▶ Assignment
Look through the records below, and copy out every line that holds the string "data".

▶ Records supplied
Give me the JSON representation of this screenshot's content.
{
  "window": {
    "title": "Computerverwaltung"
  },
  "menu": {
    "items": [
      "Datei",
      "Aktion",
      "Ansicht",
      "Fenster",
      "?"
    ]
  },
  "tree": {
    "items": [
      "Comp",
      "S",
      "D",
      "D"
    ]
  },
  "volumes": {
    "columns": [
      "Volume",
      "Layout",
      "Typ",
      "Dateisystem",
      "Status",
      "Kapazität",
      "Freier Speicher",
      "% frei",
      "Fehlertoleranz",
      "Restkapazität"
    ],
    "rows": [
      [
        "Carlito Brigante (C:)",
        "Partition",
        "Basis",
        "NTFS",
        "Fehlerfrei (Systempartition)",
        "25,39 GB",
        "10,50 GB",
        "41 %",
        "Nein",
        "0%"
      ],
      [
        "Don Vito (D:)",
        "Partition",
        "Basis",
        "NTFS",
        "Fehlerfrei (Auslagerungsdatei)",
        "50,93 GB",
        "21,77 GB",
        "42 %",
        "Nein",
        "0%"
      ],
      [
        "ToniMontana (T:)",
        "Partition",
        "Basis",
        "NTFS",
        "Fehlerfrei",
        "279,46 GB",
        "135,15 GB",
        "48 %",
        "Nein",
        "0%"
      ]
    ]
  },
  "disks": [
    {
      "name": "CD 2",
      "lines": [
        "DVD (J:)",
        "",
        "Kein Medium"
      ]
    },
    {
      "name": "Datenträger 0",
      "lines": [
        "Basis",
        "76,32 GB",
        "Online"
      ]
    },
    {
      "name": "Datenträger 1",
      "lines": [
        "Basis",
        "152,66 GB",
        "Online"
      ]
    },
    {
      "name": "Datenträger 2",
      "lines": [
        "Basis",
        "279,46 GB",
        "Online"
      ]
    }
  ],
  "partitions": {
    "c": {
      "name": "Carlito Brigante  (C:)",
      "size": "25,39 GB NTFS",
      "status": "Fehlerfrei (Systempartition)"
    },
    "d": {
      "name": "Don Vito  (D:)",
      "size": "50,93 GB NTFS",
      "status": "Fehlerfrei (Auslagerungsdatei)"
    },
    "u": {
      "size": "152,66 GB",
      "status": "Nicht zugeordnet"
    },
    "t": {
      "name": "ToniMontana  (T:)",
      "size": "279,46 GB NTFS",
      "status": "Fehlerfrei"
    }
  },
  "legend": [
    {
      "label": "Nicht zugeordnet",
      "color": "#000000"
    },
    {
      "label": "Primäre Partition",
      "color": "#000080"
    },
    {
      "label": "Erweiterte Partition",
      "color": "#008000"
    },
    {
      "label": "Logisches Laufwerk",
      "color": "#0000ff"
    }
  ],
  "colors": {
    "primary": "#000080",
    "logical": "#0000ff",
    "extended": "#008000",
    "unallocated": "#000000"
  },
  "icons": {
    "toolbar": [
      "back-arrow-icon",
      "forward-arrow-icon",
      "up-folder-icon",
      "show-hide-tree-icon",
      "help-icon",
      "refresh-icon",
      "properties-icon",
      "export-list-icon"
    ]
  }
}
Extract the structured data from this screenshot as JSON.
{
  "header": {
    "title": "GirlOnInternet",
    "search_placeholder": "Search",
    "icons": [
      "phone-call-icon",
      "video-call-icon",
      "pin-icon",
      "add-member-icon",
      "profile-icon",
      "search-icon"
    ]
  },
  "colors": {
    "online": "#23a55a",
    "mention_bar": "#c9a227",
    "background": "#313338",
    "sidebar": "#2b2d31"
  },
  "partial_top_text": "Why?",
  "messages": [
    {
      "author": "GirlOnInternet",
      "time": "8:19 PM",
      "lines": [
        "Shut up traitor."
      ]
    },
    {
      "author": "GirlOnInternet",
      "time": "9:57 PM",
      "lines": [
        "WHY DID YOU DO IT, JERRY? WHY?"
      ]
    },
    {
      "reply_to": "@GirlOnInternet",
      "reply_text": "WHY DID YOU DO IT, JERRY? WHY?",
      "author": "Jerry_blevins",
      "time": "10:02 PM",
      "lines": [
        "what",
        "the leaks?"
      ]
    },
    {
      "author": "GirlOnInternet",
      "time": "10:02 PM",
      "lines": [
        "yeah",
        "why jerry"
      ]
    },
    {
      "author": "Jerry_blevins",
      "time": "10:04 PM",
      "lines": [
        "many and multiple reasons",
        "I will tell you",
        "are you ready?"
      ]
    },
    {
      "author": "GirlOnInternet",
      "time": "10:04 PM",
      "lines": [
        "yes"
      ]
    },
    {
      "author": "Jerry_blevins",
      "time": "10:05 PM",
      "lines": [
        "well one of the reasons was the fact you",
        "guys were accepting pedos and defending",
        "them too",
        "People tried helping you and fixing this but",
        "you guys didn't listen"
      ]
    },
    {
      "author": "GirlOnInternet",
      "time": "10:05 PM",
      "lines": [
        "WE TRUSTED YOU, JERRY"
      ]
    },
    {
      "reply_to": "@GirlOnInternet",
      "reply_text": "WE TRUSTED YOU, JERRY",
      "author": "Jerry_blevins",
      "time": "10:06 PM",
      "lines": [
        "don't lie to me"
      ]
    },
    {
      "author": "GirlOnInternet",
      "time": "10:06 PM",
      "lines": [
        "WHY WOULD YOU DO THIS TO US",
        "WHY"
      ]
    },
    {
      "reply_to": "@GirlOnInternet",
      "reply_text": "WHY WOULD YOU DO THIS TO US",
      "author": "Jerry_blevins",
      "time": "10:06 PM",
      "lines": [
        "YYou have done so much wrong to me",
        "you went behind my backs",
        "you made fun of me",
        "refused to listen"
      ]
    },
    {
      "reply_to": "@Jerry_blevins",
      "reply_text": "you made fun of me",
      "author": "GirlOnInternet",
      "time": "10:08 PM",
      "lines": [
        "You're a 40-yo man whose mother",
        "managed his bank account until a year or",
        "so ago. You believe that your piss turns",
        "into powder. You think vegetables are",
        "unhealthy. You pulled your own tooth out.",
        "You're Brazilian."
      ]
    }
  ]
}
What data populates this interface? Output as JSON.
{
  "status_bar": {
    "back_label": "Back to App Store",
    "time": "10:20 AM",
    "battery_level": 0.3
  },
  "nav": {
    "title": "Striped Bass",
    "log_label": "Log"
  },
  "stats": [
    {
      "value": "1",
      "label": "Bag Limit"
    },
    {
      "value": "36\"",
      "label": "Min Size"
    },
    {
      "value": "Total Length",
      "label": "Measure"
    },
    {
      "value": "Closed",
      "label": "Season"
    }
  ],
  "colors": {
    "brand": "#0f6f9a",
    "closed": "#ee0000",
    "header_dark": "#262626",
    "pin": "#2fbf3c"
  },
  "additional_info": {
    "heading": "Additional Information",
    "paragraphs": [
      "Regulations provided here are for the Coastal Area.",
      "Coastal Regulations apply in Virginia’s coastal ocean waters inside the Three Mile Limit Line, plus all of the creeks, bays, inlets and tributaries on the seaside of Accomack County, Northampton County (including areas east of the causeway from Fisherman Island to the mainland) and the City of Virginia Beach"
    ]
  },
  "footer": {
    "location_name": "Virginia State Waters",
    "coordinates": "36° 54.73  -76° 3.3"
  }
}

▶ Answer
Extract the structured data from this screenshot as JSON.
What data populates this interface? Output as JSON.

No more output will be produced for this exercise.